As a Master Black Belt at General Electric, I got to see the rise & fall of 6 Sigma. For those of you less than familiar with 6 Sigma, 1) thanks for already proving my point and 2) it’s a data-driven process improvement methodology that seeks to reduce customer defects. (Check out this definition for more.)
I know what some of you are thinking, “Wait a minute … there’s still plenty of black belt jobs around.” You’re right, but the emphasis is nothing like it was in the late 90’s to mid 2000’s when nearly every company was trying to get on the bandwagon and seemingly every project manager was trying to get a 6 sigma certification. FLO Partners released a study of process excellence professionals documenting that 71% of respondents used 6 Sigma in 2005 while only 33% did in 2013. What happened? The tail started wagging the dog.
Six Sigma started its decline at GE when Jack Welch mandated that every employee become Green Belt certified. It seemed like a good way to get 6 sigma into everyone’s DNA. Unfortunately, it backfired. Think about your business. Now think about every employee completing a project where they measure a process, fix it and then monitor its progress over time. Oh, and pass a test with math and statistical analysis. I’ll pause while you think through that … every employee.
As I was mentoring (and I use that term loosely) sales veterans – who rarely even turned on their computer – to use Minitab to statistically analyze data to determine if their 2-sample T test had a p value less than 0.05, I realized something was wrong. When I was flying home from Connecticut after presenting 60-page PowerPoint decks about projects I had finished several months earlier and had already shown big improvements, yet required some “additional pages to fully flesh out my statistical results,” I knew we had completely lost sight of our goal. Instead of using 6 sigma to improve processes in a methodical, data-driven way, we were doing 6 sigma for the sake of 6 sigma. The tail was wagging the dog.
The question is, “Will Customer Experience go the way of 6 sigma?” Unfortunately, I see some of the warning signs already. Ask yourself, “Are we really trying to improve customer experience or are we just trying to improve out net promoter score (NPS)?” You can view a webinar on this topic here. How much time are you spending building your team vs. time spent understanding your customer’s journey? Are you counting the number of CX projects your business completes or are you measuring the outcomes of those projects? In particular, I think it’s in “outcomes” where we’re collectively falling short.
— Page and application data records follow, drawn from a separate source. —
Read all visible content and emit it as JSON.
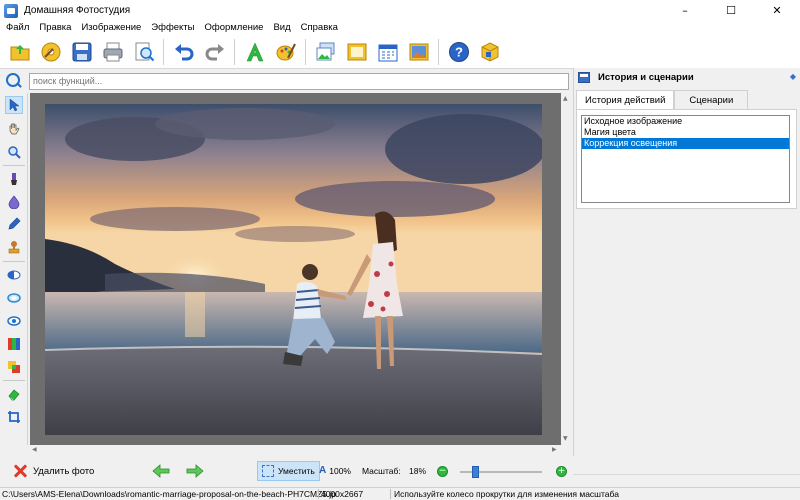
{
  "window": {
    "title": "Домашняя Фотостудия",
    "controls": [
      "–",
      "☐",
      "✕"
    ]
  },
  "menu": [
    "Файл",
    "Правка",
    "Изображение",
    "Эффекты",
    "Оформление",
    "Вид",
    "Справка"
  ],
  "toolbar": {
    "groups": [
      [
        "open-folder-icon",
        "disc-icon",
        "save-icon",
        "print-icon",
        "preview-icon"
      ],
      [
        "undo-icon",
        "redo-icon"
      ],
      [
        "text-icon",
        "palette-icon"
      ],
      [
        "image-icon",
        "frame-icon",
        "calendar-icon",
        "collage-icon"
      ],
      [
        "help-icon",
        "box-icon"
      ]
    ]
  },
  "search": {
    "placeholder": "поиск функций...",
    "value": "поиск функций..."
  },
  "left_tools": [
    "cursor-icon",
    "hand-icon",
    "zoom-icon",
    "brush-icon",
    "drop-icon",
    "pencil-icon",
    "stamp-icon",
    "contrast-icon",
    "ring-icon",
    "eye-icon",
    "levels-icon",
    "color-icon",
    "eraser-icon",
    "crop-icon"
  ],
  "right_panel": {
    "title": "История и сценарии",
    "tabs": [
      "История действий",
      "Сценарии"
    ],
    "active_tab": 0,
    "history": [
      "Исходное изображение",
      "Магия цвета",
      "Коррекция освещения"
    ],
    "selected_index": 2
  },
  "bottom": {
    "delete_label": "Удалить фото",
    "fit_label": "Уместить",
    "zoom_100_label": "100%",
    "scale_label": "Масштаб:",
    "scale_value": "18%",
    "zoom_level": 0.18
  },
  "status": {
    "path": "C:\\Users\\AMS-Elena\\Downloads\\romantic-marriage-proposal-on-the-beach-PH7CMZ5.jp",
    "size": "4000x2667",
    "hint": "Используйте колесо прокрутки для изменения масштаба"
  },
  "colors": {
    "accent": "#0078d7",
    "canvas_bg": "#6e6e6e",
    "delete_red": "#e03a2a",
    "zoom_green": "#2eb83f"
  }
}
I work with several clients who started their CX programs in earnest a few years ago. They’ve grown from one person to a team, moved from smaller projects to larger ones and set up their customer research processes. But they don’t have a lot of clear results at which to point. And, their leadership teams are starting to notice.
The most common concern I hear from my clients with semi-mature CX programs is that their leadership team is starting to ask about results. Often times, leaders weren’t 100% bought in to CX, but they thought it was worth a try. They’re now looking at the cost of a CX program and wondering if it’s worth it. Just like when interest in 6 sigma started to wane, they’re deciding if CX is a fad or if it’s something that will truly change their business for the better in terms of improved retention, revenue and whatever other business outcome is most important to them (and it’s usually not NPS). It appears the CX honeymoon may be over.
Every business is different, but here are a few ideas I’ve seen around the industry that help drive tangible results.
- Start with the end in mind. With a nod to Stephen Covey, this is a very important concept for CX. Instead of initiating an improvement in your customer experience program based solely on a customer complaint, start with the business metric or outcome you want to improve. If it’s retention, what drives retention? What processes most closely affect those drivers? Then, within those processes, where is the largest gap between customer expectations and customer satisfaction?
- Use linkage modeling to connect survey results to financial outcomes. You don’t have the resources to solve every customer problem so figure out the ones that are most important and solve those. Statistically show the correlation between specific survey responses and operational data … especially operational data that’s linked to financial outcomes.
- Closely monitor the customer touchpoints you most care about (see #’s 1 and 2 above) and act quickly when there’s an issue. Checking trends once a month may work ok in the aggregate, but it feels like an eternity to a customer that’s just had a bad experience.
Using these techniques and others, we can drive the results we and our business leaders are seeking. Also, by pushing ourselves to achieve real business outcomes with our CX projects, we can avoid the fate of 6 sigma. Let’s make sure customer experience isn’t just a fad, but instead, a lasting part of our business’ DNA.
Full disclosure: I’m the Senior Director of Strategic Consulting at MaritzCX so I’d be happy to help you realize the business outcomes you’re seeking. If you want to do it yourself, that’s cool too. At the end of the day, we’re all customers and I want our experiences to be awesome – regardless of who made them that way.
6 sigma: http://www.ijgolding.com/2013/09/16/shhhhh-dont-mention-six-sigma-the-truth-behind-the-stigma/
Tail wagging dog: http://kippaxvet.com.au/Media/Blog/tabid/2295/EntryId/145/Understanding-What-Your-Dog-is-Telling-You.aspx
Confused with computer: www.stmarys-ca.edu
Question mark: http://monroevillein.com/?attachment_id=2005